Start of Block
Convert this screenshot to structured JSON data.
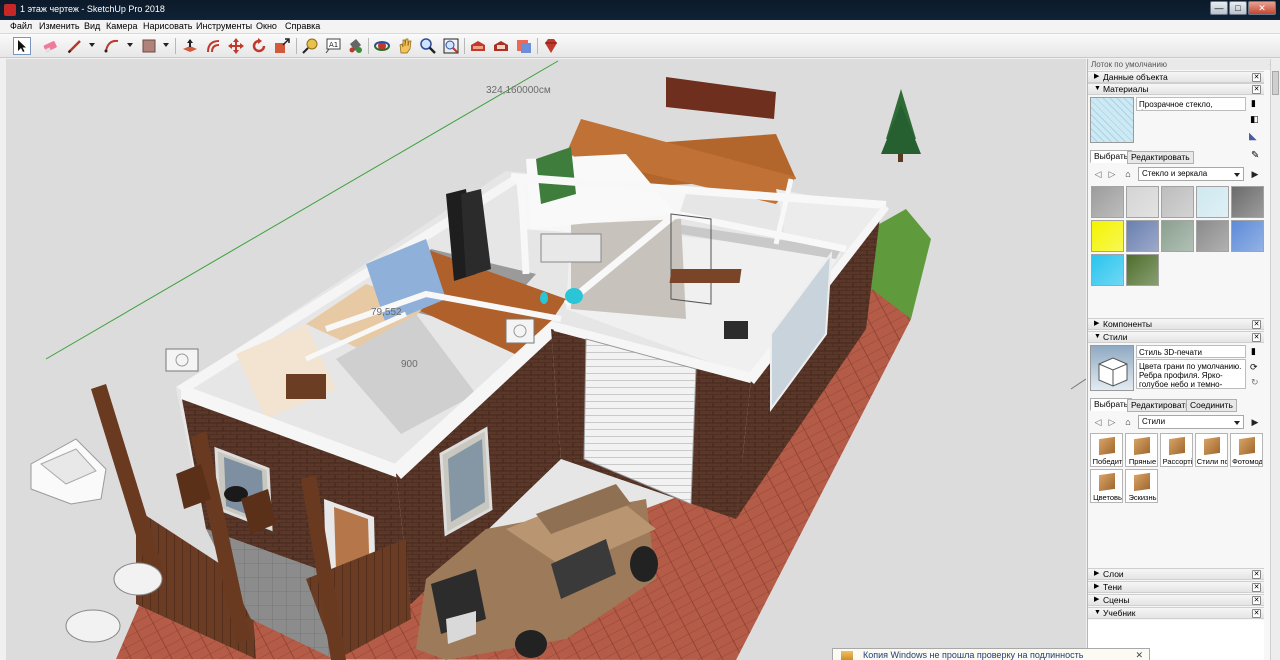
{
  "window": {
    "title": "1 этаж чертеж - SketchUp Pro 2018",
    "min": "—",
    "max": "□",
    "close": "✕"
  },
  "menu": [
    "Файл",
    "Изменить",
    "Вид",
    "Камера",
    "Нарисовать",
    "Инструменты",
    "Окно",
    "Справка"
  ],
  "toolbar": {
    "tools": [
      "select-icon",
      "eraser-icon",
      "pencil-icon",
      "arc-icon",
      "rectangle-icon",
      "push-pull-icon",
      "offset-icon",
      "move-icon",
      "rotate-icon",
      "scale-icon",
      "tape-measure-icon",
      "text-icon",
      "paint-bucket-icon",
      "orbit-icon",
      "pan-icon",
      "zoom-icon",
      "zoom-extents-icon",
      "warehouse-icon",
      "extension-warehouse-icon",
      "send-to-layout-icon",
      "ruby-icon"
    ]
  },
  "viewport": {
    "dimensions": [
      "324,160000см",
      "79,552",
      "900"
    ]
  },
  "tray": {
    "title": "Лоток по умолчанию",
    "pin": "⊣",
    "panels": {
      "entity_info": "Данные объекта",
      "materials": "Материалы",
      "components": "Компоненты",
      "styles": "Стили",
      "layers": "Слои",
      "shadows": "Тени",
      "scenes": "Сцены",
      "tutorial": "Учебник"
    },
    "material": {
      "name": "Прозрачное стекло, безопасное",
      "tab_select": "Выбрать",
      "tab_edit": "Редактировать",
      "collection": "Стекло и зеркала",
      "swatch_colors": [
        "#9c9c9c",
        "#d4d4d4",
        "#bdbdbd",
        "#cfe8f0",
        "#6b6b6b",
        "#f4f400",
        "#6a7fb0",
        "#8aa090",
        "#8a8a8a",
        "#5d8bd8",
        "#29c4ee",
        "#4e6e2c"
      ]
    },
    "style": {
      "name": "Стиль 3D-печати",
      "description": "Цвета грани по умолчанию. Ребра профиля. Ярко-голубое небо и темно-серый",
      "tab_select": "Выбрать",
      "tab_edit": "Редактировать",
      "tab_mix": "Соединить",
      "collection": "Стили",
      "items": [
        "Победит",
        "Пряные",
        "Рассортi",
        "Стили пс",
        "Фотомод",
        "Цветовь",
        "Эскизнь"
      ]
    }
  },
  "notification": {
    "text": "Копия Windows не прошла проверку на подлинность",
    "close": "✕"
  },
  "colors": {
    "titlebar": "#0f2236",
    "tray_bg": "#f7f7f7",
    "paving": "#b5604a",
    "brick": "#5e3a2c",
    "sky_bg": "#dcdcdc"
  }
}
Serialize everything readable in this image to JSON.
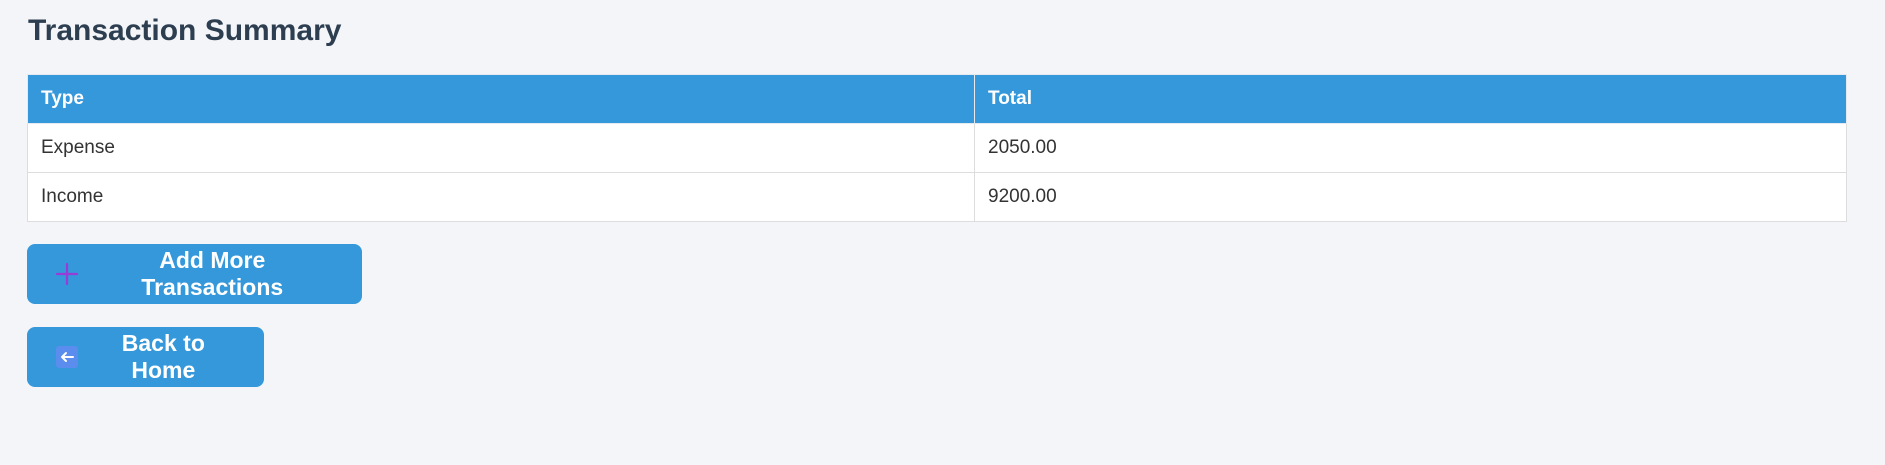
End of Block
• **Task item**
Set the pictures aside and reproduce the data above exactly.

• **Exercise result**
Convert this screenshot to structured JSON data.
{
  "window": {
    "title": "1 этаж чертеж - SketchUp Pro 2018",
    "min": "—",
    "max": "□",
    "close": "✕"
  },
  "menu": [
    "Файл",
    "Изменить",
    "Вид",
    "Камера",
    "Нарисовать",
    "Инструменты",
    "Окно",
    "Справка"
  ],
  "toolbar": {
    "tools": [
      "select-icon",
      "eraser-icon",
      "pencil-icon",
      "arc-icon",
      "rectangle-icon",
      "push-pull-icon",
      "offset-icon",
      "move-icon",
      "rotate-icon",
      "scale-icon",
      "tape-measure-icon",
      "text-icon",
      "paint-bucket-icon",
      "orbit-icon",
      "pan-icon",
      "zoom-icon",
      "zoom-extents-icon",
      "warehouse-icon",
      "extension-warehouse-icon",
      "send-to-layout-icon",
      "ruby-icon"
    ]
  },
  "viewport": {
    "dimensions": [
      "324,160000см",
      "79,552",
      "900"
    ]
  },
  "tray": {
    "title": "Лоток по умолчанию",
    "pin": "⊣",
    "panels": {
      "entity_info": "Данные объекта",
      "materials": "Материалы",
      "components": "Компоненты",
      "styles": "Стили",
      "layers": "Слои",
      "shadows": "Тени",
      "scenes": "Сцены",
      "tutorial": "Учебник"
    },
    "material": {
      "name": "Прозрачное стекло, безопасное",
      "tab_select": "Выбрать",
      "tab_edit": "Редактировать",
      "collection": "Стекло и зеркала",
      "swatch_colors": [
        "#9c9c9c",
        "#d4d4d4",
        "#bdbdbd",
        "#cfe8f0",
        "#6b6b6b",
        "#f4f400",
        "#6a7fb0",
        "#8aa090",
        "#8a8a8a",
        "#5d8bd8",
        "#29c4ee",
        "#4e6e2c"
      ]
    },
    "style": {
      "name": "Стиль 3D-печати",
      "description": "Цвета грани по умолчанию. Ребра профиля. Ярко-голубое небо и темно-серый",
      "tab_select": "Выбрать",
      "tab_edit": "Редактировать",
      "tab_mix": "Соединить",
      "collection": "Стили",
      "items": [
        "Победит",
        "Пряные",
        "Рассортi",
        "Стили пс",
        "Фотомод",
        "Цветовь",
        "Эскизнь"
      ]
    }
  },
  "notification": {
    "text": "Копия Windows не прошла проверку на подлинность",
    "close": "✕"
  },
  "colors": {
    "titlebar": "#0f2236",
    "tray_bg": "#f7f7f7",
    "paving": "#b5604a",
    "brick": "#5e3a2c",
    "sky_bg": "#dcdcdc"
  }
}
Serialize everything readable in this image to JSON.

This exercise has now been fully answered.